Imagine hearing that – you’re in New Orleans, your city is under water, your home is gone, you are separated from your family, there’s little in the way of water, food or help.

And some moron in a suit’s biggest concern is Roe v Wade and gay marriage?

One of the underlying issues of disasters is being prepared for them. And most of us are not.

Cities need to prepare with building codes and enforcement to minimize damage before it happens. With infrastructure, disaster routes and an informed population.

At higher government levels, there needs to be first responders and aid agencies on call. And that needs funding.

What it doesn’t need are fundies of any religious bent.

Consider a fundie politician who genuinely believes that disasters are divine punishment.

What this means is that he is certain that the disaster is the deity’s plan. Is he really going to vote for funding to mitigate a disaster and thwart a deity’s plan?

Is he going to be willing to vote to spend money on aid to help people the disaster missed?

Is he going to be willing to spend money on large scale mitigation, like proper levees, water barricades, public disaster shelters?

And then you have to wonder, will these same politicans also vote to protect the environment locally and with climate change on the horizon, especially when that conflicts with business?

After all, if the rapture is coming and the deity is going to fix it all, why should we now?

Or, if we’re all or most of us are doomed, again, they are going to interfere with that?

So, as much as I thought that the geologists weren’t emotional about the disaster because they were too focused on learning what they could about the disaster in front of them, I realize that the reason this focus is there is so that they can learn and save lives in the future.

Something that the religious zealots are not interested in. They want to hurry the endtimes and be rewarded now. Because they fear dying and things like the rapture are along the lines of Don’t Pass Go, Don’t Collect $200, go straight to jail – only the opposite good mean – don’t die, go direct to heave where you get to look down and see everyone suffering on earth.

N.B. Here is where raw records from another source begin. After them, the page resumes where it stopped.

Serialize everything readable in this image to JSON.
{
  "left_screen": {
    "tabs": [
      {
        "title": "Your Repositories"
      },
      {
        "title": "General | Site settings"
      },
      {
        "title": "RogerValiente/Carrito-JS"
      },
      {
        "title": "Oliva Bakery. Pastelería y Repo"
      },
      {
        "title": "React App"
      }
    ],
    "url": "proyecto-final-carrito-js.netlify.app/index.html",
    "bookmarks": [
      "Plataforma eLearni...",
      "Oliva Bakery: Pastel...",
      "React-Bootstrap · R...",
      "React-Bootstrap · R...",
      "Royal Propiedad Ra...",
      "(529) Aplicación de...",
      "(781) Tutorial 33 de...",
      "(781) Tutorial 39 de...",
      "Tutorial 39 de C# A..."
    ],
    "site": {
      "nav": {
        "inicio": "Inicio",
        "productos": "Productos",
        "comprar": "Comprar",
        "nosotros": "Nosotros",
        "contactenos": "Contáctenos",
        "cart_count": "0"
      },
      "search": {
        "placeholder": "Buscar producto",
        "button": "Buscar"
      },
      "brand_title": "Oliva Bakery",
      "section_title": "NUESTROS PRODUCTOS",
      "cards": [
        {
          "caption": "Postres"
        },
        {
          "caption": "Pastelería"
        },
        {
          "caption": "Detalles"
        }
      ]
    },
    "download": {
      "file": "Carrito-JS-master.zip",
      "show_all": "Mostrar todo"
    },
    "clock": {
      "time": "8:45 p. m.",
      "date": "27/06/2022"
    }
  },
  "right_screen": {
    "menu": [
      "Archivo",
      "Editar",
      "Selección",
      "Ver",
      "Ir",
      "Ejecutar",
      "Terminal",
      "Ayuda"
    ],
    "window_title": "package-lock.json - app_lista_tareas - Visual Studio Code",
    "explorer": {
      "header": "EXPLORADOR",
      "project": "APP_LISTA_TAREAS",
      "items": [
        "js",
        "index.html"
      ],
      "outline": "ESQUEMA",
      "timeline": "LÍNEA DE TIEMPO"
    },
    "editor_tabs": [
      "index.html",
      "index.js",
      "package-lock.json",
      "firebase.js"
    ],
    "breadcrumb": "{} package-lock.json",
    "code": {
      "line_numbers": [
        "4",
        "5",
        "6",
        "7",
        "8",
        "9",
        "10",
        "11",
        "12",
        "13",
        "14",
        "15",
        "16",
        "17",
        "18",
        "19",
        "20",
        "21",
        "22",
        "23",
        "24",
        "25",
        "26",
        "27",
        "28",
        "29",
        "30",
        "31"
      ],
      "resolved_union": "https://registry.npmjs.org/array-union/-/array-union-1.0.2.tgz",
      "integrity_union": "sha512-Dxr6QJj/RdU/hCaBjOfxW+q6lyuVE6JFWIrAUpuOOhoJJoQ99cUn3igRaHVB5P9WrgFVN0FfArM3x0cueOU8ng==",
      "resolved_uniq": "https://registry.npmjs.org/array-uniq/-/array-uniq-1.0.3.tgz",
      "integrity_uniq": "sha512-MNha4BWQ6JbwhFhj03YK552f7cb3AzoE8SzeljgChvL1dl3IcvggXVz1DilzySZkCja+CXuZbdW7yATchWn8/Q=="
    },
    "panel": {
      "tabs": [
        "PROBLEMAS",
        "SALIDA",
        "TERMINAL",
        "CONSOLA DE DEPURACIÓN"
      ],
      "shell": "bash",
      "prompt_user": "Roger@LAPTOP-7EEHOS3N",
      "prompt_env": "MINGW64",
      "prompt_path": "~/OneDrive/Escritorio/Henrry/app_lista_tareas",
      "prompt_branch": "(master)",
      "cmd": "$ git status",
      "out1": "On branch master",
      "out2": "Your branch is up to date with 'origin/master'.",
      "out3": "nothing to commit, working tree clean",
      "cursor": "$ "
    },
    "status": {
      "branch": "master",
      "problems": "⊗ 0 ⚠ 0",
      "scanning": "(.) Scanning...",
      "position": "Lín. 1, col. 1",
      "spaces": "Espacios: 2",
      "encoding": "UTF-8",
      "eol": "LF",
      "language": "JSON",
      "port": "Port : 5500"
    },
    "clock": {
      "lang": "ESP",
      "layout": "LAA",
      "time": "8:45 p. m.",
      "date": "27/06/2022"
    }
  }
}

And it’s really funny to me that people who believe that there’s an afterlife, fear death and dying.

Funny weird and to a lesser extent, funny ha ha.

People who understand that disaster are natural and arbitrary, know that life is precious because it’s the only one we have.

We have to learn as much as we can to prevent and reduce future deaths. We have to see that disasters are natural. And we have to spend money to mitigate and reduce disasters before they happen, whether they are going to happen in 10, 50 or 100 years.

We need to look at cities that are below sea level and vulnerable and build the safety systems to a 500 year standard – if we ensure the defenses can withstand a category 6, then anything else below that is inconvenient, not utter destruction.

We need to look at cities in any danger zone has appropriate and enforced building codes, exit routes, close by disaster relief resources, and capacity to evacuate if there’s an ability to give notice or after to relocate and reunite people (and their pets).

We need warning systems that span regions, not just here and there in an uncoordinated manner.

The earthquake in Alaska in the 1960’s caused tsunami damage down the coast of British Columbia and into California – where deaths occured. No one at the time knew that the event were related.

We improve technologies, we conduct research and explore new ideas about disasters and we can  save lives and the property and infrastructure damage is minimized to help those lives carry on.

It’s okay for people to turn to a faith for personal comfort, but it’s not okay to rely on those religions to help us avoid or recover collectively from those disasters.